Union soldiers and officers gazing upon Fredericksburg from this spot in 1862 saw many of the same landmarks visible today. The skyline of this peaceful river town, population 5,000 in 1860, is still dominated by the three steeples of City Hall and the Episcopal and Baptist churches. The Rappahannock River, which was a source of power, a transportation artery, and a military obstacle in the 1800s, flows from right to left along its journey from the Blue Ridge to the Chesapeake Bay.
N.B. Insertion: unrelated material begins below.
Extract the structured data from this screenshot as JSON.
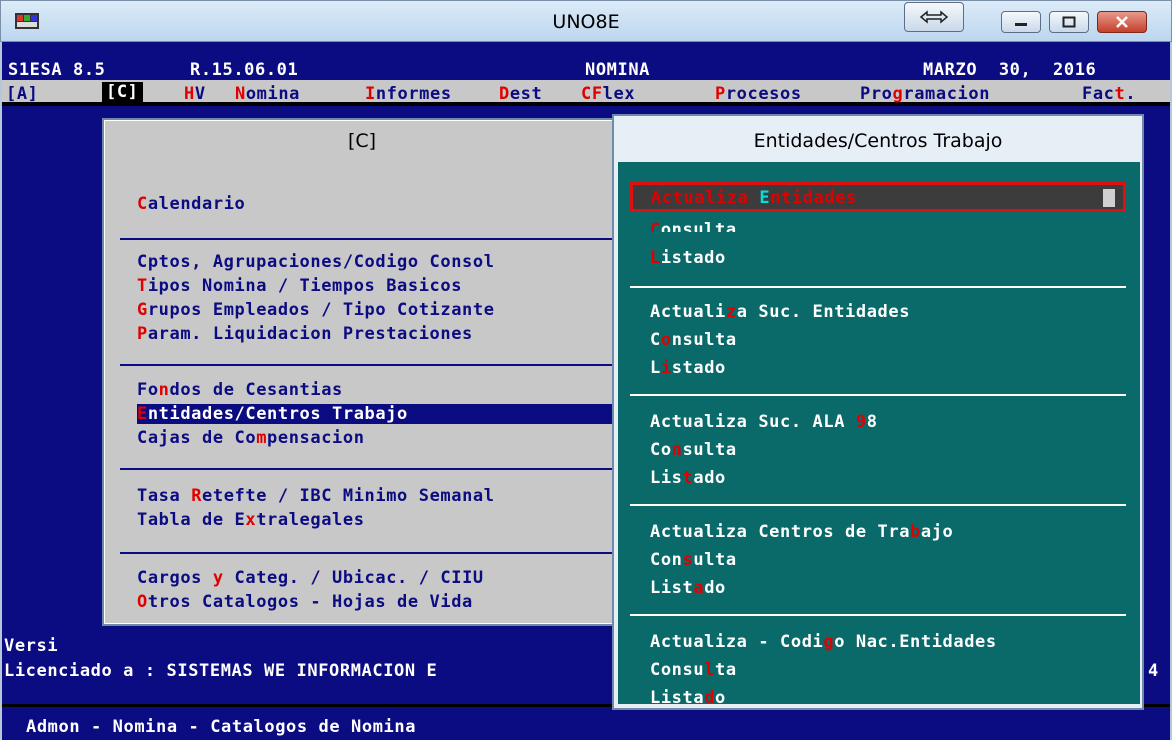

To the west of Fredericksburg lies the high ground known as Marye's Heights upon which Robert E. Lee posted his gray-clad forces, eager to meet the Union army on the battlefield Burnside had chosen. Following reckless and unsuccessful assaults at the base of those heights on December 13, many hundreds of soldiers from both sides would never gaze upon this or any other earthly vista again.